_The problem_
How many lines in the records below contain "share"? Reply with the number alone.

_Records for processing_

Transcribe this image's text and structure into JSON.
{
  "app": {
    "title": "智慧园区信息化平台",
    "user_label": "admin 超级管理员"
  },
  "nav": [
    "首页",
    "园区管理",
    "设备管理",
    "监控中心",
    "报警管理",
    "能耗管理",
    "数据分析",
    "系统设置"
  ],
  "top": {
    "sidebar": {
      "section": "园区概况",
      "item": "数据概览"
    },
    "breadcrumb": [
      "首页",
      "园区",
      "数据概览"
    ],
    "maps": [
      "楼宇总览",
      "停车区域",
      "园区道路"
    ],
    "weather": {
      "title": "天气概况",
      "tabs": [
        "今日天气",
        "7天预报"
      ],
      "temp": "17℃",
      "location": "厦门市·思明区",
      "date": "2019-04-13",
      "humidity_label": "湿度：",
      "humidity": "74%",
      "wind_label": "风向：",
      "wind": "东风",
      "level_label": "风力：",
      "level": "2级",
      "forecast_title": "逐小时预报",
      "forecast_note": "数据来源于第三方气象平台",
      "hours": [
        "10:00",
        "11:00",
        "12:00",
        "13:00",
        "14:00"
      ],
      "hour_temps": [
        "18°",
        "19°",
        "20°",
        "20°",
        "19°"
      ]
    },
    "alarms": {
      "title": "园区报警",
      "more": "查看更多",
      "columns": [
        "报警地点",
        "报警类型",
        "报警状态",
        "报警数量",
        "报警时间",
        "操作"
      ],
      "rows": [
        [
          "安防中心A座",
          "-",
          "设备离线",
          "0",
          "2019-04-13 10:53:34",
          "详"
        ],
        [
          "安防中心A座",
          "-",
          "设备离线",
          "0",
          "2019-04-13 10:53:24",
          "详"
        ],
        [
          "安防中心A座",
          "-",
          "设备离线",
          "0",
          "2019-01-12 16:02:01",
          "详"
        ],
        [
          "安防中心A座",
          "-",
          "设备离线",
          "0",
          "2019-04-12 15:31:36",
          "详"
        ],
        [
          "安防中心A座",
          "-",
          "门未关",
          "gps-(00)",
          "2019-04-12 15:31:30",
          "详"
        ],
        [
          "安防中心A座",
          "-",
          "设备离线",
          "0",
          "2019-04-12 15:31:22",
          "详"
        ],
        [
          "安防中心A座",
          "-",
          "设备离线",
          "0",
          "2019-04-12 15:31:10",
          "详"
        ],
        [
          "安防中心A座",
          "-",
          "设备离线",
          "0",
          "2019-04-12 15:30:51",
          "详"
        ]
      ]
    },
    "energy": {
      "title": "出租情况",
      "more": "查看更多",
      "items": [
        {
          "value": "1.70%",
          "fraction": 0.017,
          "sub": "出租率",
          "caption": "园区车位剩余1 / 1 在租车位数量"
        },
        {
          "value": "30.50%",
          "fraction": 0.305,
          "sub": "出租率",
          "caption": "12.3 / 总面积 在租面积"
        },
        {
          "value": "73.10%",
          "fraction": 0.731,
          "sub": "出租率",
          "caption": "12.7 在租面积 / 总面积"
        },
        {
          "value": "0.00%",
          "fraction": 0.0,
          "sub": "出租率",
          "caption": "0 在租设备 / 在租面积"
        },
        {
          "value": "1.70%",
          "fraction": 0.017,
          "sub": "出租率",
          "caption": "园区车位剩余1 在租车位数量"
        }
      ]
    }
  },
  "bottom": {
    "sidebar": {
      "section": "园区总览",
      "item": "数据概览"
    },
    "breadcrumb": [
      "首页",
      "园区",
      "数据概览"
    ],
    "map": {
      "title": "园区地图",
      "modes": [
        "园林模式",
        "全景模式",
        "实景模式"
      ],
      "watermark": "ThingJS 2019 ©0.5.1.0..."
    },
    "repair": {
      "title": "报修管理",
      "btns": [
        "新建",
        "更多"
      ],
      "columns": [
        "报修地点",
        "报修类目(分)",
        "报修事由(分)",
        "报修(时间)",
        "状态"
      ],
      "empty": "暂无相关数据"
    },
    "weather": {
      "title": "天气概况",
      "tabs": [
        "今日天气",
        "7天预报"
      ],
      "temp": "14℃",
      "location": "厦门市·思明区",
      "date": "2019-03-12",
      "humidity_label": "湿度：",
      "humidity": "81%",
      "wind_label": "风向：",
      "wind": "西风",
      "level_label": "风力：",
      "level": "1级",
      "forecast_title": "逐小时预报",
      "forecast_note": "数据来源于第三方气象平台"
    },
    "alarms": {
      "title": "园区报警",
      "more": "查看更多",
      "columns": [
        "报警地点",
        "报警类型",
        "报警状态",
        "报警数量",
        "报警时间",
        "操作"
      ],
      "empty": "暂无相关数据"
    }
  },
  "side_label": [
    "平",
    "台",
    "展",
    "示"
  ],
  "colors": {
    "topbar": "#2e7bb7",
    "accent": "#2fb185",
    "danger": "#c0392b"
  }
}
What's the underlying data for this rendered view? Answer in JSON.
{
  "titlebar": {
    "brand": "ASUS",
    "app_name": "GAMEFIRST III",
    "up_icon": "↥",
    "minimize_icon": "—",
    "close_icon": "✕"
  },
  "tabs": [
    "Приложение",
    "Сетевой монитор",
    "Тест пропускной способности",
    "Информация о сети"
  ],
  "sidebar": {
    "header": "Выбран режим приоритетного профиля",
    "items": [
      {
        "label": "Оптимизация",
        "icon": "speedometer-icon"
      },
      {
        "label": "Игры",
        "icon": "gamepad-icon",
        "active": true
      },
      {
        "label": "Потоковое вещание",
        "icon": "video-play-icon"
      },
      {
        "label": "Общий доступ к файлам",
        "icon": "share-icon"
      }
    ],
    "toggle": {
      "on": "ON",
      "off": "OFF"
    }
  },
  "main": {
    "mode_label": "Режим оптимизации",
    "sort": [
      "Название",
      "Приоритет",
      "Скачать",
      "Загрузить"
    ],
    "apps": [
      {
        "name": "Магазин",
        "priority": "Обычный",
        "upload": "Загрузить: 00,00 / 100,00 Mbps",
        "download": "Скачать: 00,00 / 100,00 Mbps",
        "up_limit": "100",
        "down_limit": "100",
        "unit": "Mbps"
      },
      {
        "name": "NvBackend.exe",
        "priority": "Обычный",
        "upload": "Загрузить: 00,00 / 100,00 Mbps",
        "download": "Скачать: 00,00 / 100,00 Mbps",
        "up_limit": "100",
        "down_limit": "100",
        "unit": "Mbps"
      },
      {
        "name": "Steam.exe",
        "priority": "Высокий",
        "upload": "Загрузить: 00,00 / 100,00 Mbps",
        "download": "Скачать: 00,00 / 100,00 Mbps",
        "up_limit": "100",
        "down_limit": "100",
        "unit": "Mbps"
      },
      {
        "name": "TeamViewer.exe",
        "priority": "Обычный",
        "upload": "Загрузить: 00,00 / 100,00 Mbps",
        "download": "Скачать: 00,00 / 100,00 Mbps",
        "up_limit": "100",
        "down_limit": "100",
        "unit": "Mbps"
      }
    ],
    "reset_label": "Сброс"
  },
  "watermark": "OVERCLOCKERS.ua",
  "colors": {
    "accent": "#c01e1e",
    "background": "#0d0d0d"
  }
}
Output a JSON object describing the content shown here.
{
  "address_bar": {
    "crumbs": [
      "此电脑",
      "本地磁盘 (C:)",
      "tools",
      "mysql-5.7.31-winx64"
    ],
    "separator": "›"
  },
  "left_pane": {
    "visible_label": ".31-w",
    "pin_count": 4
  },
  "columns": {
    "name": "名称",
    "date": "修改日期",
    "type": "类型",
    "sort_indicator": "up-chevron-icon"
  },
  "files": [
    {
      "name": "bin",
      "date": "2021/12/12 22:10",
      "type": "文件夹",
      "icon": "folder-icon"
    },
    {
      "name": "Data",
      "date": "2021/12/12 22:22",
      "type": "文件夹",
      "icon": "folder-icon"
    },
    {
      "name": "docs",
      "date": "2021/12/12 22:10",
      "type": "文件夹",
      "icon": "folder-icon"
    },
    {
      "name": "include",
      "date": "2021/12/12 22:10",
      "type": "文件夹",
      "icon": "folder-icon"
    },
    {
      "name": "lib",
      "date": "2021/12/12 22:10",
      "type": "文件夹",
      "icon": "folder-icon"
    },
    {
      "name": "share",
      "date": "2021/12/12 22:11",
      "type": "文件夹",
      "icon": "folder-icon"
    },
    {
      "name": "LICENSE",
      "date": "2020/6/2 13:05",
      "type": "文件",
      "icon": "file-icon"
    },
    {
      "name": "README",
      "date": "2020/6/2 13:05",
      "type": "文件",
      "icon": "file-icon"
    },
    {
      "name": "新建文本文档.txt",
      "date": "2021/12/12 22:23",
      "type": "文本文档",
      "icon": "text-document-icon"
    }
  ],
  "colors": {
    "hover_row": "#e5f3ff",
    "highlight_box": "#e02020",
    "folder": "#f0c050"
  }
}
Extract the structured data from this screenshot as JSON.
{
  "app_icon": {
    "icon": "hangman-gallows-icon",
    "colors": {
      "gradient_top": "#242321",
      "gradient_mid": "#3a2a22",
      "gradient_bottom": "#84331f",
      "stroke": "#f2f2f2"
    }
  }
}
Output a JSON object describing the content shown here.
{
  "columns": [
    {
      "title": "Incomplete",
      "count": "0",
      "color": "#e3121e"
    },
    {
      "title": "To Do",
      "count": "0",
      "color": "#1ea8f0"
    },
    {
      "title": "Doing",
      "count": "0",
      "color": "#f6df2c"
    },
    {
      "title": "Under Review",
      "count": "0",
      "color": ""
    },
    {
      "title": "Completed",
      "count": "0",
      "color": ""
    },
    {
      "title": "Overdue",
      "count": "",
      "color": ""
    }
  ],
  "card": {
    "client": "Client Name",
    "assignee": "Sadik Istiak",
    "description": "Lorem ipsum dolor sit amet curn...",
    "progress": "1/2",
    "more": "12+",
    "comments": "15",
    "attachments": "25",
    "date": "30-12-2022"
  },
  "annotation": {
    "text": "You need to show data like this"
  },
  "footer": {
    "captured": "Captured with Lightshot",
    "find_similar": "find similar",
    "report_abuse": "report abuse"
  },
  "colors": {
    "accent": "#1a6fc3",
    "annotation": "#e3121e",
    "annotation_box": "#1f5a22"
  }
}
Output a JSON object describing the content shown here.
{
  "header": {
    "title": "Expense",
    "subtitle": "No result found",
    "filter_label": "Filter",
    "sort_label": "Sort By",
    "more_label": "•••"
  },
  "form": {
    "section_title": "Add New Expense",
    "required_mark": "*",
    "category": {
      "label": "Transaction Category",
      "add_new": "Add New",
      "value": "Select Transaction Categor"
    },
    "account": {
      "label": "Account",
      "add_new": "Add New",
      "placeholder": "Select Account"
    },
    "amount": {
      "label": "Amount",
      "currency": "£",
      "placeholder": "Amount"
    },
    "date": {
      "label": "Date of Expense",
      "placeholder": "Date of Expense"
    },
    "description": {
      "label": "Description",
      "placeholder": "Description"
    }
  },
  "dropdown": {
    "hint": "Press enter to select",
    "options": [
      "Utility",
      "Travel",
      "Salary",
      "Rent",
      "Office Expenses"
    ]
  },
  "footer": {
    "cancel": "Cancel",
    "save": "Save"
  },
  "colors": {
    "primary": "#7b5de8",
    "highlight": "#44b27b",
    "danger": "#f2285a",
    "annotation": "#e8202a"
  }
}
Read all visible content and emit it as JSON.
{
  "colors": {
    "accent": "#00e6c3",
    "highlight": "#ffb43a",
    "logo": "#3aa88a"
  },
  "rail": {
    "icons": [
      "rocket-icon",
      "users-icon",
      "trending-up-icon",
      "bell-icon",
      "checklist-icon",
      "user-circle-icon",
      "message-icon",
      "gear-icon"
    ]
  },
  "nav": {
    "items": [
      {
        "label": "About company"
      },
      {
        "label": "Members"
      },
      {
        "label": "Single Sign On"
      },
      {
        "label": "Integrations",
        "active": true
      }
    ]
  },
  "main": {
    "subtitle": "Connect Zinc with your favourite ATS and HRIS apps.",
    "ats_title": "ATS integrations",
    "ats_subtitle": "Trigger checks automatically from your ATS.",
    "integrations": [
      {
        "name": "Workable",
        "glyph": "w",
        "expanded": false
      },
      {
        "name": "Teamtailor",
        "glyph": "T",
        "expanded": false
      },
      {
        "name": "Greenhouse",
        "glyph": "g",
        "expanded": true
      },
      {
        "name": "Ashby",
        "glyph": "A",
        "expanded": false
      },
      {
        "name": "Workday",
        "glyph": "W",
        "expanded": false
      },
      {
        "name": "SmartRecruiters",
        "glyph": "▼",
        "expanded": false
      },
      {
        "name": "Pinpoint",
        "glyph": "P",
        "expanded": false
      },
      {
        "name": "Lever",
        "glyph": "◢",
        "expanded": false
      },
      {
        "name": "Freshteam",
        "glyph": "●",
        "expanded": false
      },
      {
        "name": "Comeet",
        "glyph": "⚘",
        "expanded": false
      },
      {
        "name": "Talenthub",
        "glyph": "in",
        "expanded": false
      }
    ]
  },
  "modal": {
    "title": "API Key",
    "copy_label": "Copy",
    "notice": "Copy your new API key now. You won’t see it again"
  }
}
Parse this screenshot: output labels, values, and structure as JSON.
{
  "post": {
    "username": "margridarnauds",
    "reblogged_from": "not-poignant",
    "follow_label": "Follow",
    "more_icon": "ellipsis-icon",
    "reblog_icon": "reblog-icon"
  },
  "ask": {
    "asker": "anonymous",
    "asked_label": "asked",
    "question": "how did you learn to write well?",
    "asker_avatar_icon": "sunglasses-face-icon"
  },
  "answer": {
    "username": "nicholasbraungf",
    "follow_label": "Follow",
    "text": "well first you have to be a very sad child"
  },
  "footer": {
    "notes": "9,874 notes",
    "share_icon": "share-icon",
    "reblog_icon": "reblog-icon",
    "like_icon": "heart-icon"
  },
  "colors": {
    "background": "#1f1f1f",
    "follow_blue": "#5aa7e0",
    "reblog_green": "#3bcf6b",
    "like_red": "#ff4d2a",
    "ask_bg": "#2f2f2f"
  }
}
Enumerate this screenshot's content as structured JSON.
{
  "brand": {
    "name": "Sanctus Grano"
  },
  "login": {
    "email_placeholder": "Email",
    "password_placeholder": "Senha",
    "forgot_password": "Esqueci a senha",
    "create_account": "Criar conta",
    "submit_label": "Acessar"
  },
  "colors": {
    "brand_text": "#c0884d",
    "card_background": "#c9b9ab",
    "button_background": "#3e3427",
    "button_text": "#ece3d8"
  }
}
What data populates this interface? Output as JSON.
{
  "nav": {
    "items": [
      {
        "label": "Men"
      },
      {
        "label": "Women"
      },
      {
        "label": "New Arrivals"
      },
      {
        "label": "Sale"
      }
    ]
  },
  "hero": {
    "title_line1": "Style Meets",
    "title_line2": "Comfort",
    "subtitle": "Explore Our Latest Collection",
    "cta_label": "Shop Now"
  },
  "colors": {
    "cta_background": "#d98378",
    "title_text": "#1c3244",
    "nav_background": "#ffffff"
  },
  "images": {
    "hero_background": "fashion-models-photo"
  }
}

_Response for this exercise_
3